Vocal plosives are caused when any part of the vocal tract is closed off momentarily and then opened back up abruptly. This action causes a blast of air to emit from the speaker’s mouth. Plosives, in English, happen on the hard consonants of the following letters:
- B: closing and opening of the lips.
- P: closing and opening of the lips.
- D: closing of the tongue and top of mouth near teeth.
- T: closing of the tongue and top of mouth near teeth.
- G: closing of the tongue and back of mouth/start of throat.
- K: closing of the tongue and back of mouth/start of throat.
Pop filters are made of thin perforated screen-like material. The two main materials are perforated steel mech and nylon.
As plosive energy hits the pop filter screen, it is dissipated. The strong and direct plosive at the front side of the pop filter screen becomes scattered in many different directions and much weaker once it passes through the screen.
Pop filters are positioned some distance away from the microphone body (unlike the typical grille or windscreen). The distance allows the plosive energies to dissipate fully before they have a chance to reach the mic diaphragm.
Check out the following photo to see the Rode NT1-A’s pop-filter position in front of the microphone. This pop filter is actually built into the design of the NT1-A’s basket-style shock-mount.
Note that pop filters do take up space and are not typically used in live sound reinforcement where it’s often critical that the singer/speaker be as close to the microphone as possible (for gain-before-feedback reasons).
For more information on microphone pop filters and plosives, check out the following My New Microphone articles:
• What Is A Microphone Pop Filter And When Should You Use One?
• Top 10 Tips For Eliminating Microphone Pops And Plosives
Do I need a pop filter for my dynamic microphone? Unless you’re recording vocals with your dynamic microphone, chances are a pop filter will not improve the audio signal by any significant amount. However, when using your dynamic mic for vocals in a relatively quiet environment, a pop filter will improve sound quality by protecting the mic from plosive pops.
For more info on dynamic microphones, check out my article Moving-Coil Dynamic Microphones: The In-Depth Guide.
Why do singers sing so close to the microphone? Singers sing closely to a microphone in order to get the best signal-to-noise ratio they can. By singing in close proximity, a singer’s voice is louder relative to the other, more distant, sounds that the mic also picks up. Singing close also has the added benefit of the proximity effect in directional mics.

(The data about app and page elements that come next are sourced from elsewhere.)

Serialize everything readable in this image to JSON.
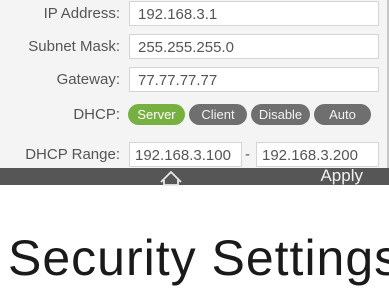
{
  "network": {
    "ip_label": "IP Address:",
    "ip_value": "192.168.3.1",
    "mask_label": "Subnet Mask:",
    "mask_value": "255.255.255.0",
    "gateway_label": "Gateway:",
    "gateway_value": "77.77.77.77",
    "dhcp_label": "DHCP:",
    "dhcp_options": [
      "Server",
      "Client",
      "Disable",
      "Auto"
    ],
    "dhcp_selected": "Server",
    "range_label": "DHCP Range:",
    "range_start": "192.168.3.100",
    "range_separator": "-",
    "range_end": "192.168.3.200"
  },
  "toolbar": {
    "home_icon": "home-icon",
    "apply_label": "Apply"
  },
  "section": {
    "title": "Security Settings"
  },
  "colors": {
    "active_pill": "#76b041",
    "inactive_pill": "#6f6f6f",
    "toolbar": "#565656"
  }
}
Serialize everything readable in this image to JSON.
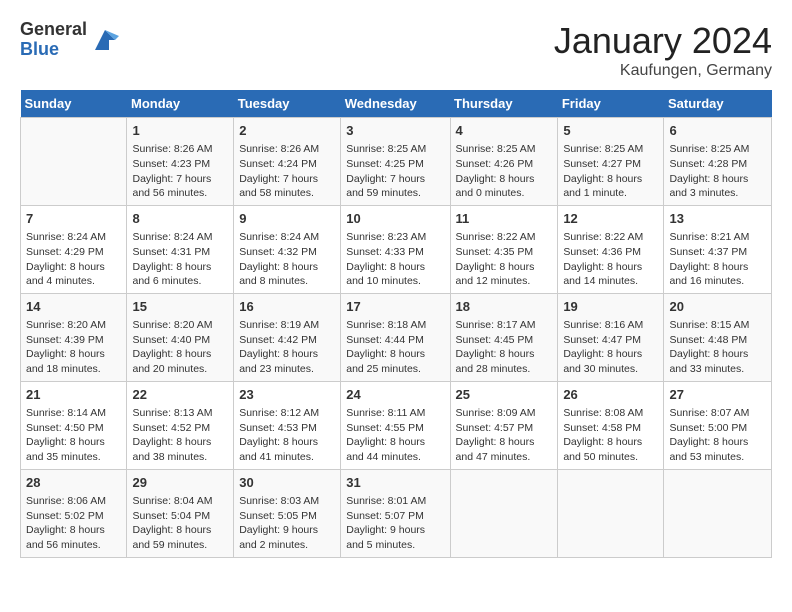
{
  "header": {
    "logo_general": "General",
    "logo_blue": "Blue",
    "month_title": "January 2024",
    "subtitle": "Kaufungen, Germany"
  },
  "days_of_week": [
    "Sunday",
    "Monday",
    "Tuesday",
    "Wednesday",
    "Thursday",
    "Friday",
    "Saturday"
  ],
  "weeks": [
    [
      {
        "day": "",
        "content": ""
      },
      {
        "day": "1",
        "content": "Sunrise: 8:26 AM\nSunset: 4:23 PM\nDaylight: 7 hours\nand 56 minutes."
      },
      {
        "day": "2",
        "content": "Sunrise: 8:26 AM\nSunset: 4:24 PM\nDaylight: 7 hours\nand 58 minutes."
      },
      {
        "day": "3",
        "content": "Sunrise: 8:25 AM\nSunset: 4:25 PM\nDaylight: 7 hours\nand 59 minutes."
      },
      {
        "day": "4",
        "content": "Sunrise: 8:25 AM\nSunset: 4:26 PM\nDaylight: 8 hours\nand 0 minutes."
      },
      {
        "day": "5",
        "content": "Sunrise: 8:25 AM\nSunset: 4:27 PM\nDaylight: 8 hours\nand 1 minute."
      },
      {
        "day": "6",
        "content": "Sunrise: 8:25 AM\nSunset: 4:28 PM\nDaylight: 8 hours\nand 3 minutes."
      }
    ],
    [
      {
        "day": "7",
        "content": "Sunrise: 8:24 AM\nSunset: 4:29 PM\nDaylight: 8 hours\nand 4 minutes."
      },
      {
        "day": "8",
        "content": "Sunrise: 8:24 AM\nSunset: 4:31 PM\nDaylight: 8 hours\nand 6 minutes."
      },
      {
        "day": "9",
        "content": "Sunrise: 8:24 AM\nSunset: 4:32 PM\nDaylight: 8 hours\nand 8 minutes."
      },
      {
        "day": "10",
        "content": "Sunrise: 8:23 AM\nSunset: 4:33 PM\nDaylight: 8 hours\nand 10 minutes."
      },
      {
        "day": "11",
        "content": "Sunrise: 8:22 AM\nSunset: 4:35 PM\nDaylight: 8 hours\nand 12 minutes."
      },
      {
        "day": "12",
        "content": "Sunrise: 8:22 AM\nSunset: 4:36 PM\nDaylight: 8 hours\nand 14 minutes."
      },
      {
        "day": "13",
        "content": "Sunrise: 8:21 AM\nSunset: 4:37 PM\nDaylight: 8 hours\nand 16 minutes."
      }
    ],
    [
      {
        "day": "14",
        "content": "Sunrise: 8:20 AM\nSunset: 4:39 PM\nDaylight: 8 hours\nand 18 minutes."
      },
      {
        "day": "15",
        "content": "Sunrise: 8:20 AM\nSunset: 4:40 PM\nDaylight: 8 hours\nand 20 minutes."
      },
      {
        "day": "16",
        "content": "Sunrise: 8:19 AM\nSunset: 4:42 PM\nDaylight: 8 hours\nand 23 minutes."
      },
      {
        "day": "17",
        "content": "Sunrise: 8:18 AM\nSunset: 4:44 PM\nDaylight: 8 hours\nand 25 minutes."
      },
      {
        "day": "18",
        "content": "Sunrise: 8:17 AM\nSunset: 4:45 PM\nDaylight: 8 hours\nand 28 minutes."
      },
      {
        "day": "19",
        "content": "Sunrise: 8:16 AM\nSunset: 4:47 PM\nDaylight: 8 hours\nand 30 minutes."
      },
      {
        "day": "20",
        "content": "Sunrise: 8:15 AM\nSunset: 4:48 PM\nDaylight: 8 hours\nand 33 minutes."
      }
    ],
    [
      {
        "day": "21",
        "content": "Sunrise: 8:14 AM\nSunset: 4:50 PM\nDaylight: 8 hours\nand 35 minutes."
      },
      {
        "day": "22",
        "content": "Sunrise: 8:13 AM\nSunset: 4:52 PM\nDaylight: 8 hours\nand 38 minutes."
      },
      {
        "day": "23",
        "content": "Sunrise: 8:12 AM\nSunset: 4:53 PM\nDaylight: 8 hours\nand 41 minutes."
      },
      {
        "day": "24",
        "content": "Sunrise: 8:11 AM\nSunset: 4:55 PM\nDaylight: 8 hours\nand 44 minutes."
      },
      {
        "day": "25",
        "content": "Sunrise: 8:09 AM\nSunset: 4:57 PM\nDaylight: 8 hours\nand 47 minutes."
      },
      {
        "day": "26",
        "content": "Sunrise: 8:08 AM\nSunset: 4:58 PM\nDaylight: 8 hours\nand 50 minutes."
      },
      {
        "day": "27",
        "content": "Sunrise: 8:07 AM\nSunset: 5:00 PM\nDaylight: 8 hours\nand 53 minutes."
      }
    ],
    [
      {
        "day": "28",
        "content": "Sunrise: 8:06 AM\nSunset: 5:02 PM\nDaylight: 8 hours\nand 56 minutes."
      },
      {
        "day": "29",
        "content": "Sunrise: 8:04 AM\nSunset: 5:04 PM\nDaylight: 8 hours\nand 59 minutes."
      },
      {
        "day": "30",
        "content": "Sunrise: 8:03 AM\nSunset: 5:05 PM\nDaylight: 9 hours\nand 2 minutes."
      },
      {
        "day": "31",
        "content": "Sunrise: 8:01 AM\nSunset: 5:07 PM\nDaylight: 9 hours\nand 5 minutes."
      },
      {
        "day": "",
        "content": ""
      },
      {
        "day": "",
        "content": ""
      },
      {
        "day": "",
        "content": ""
      }
    ]
  ]
}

For more information on microphone signal-to-noise ratio and the proximity effect, check out the following My New Microphone articles:
• What Is A Good Signal-To-Noise Ratio For A Microphone?
• In-Depth Guide To Microphone Proximity Effect.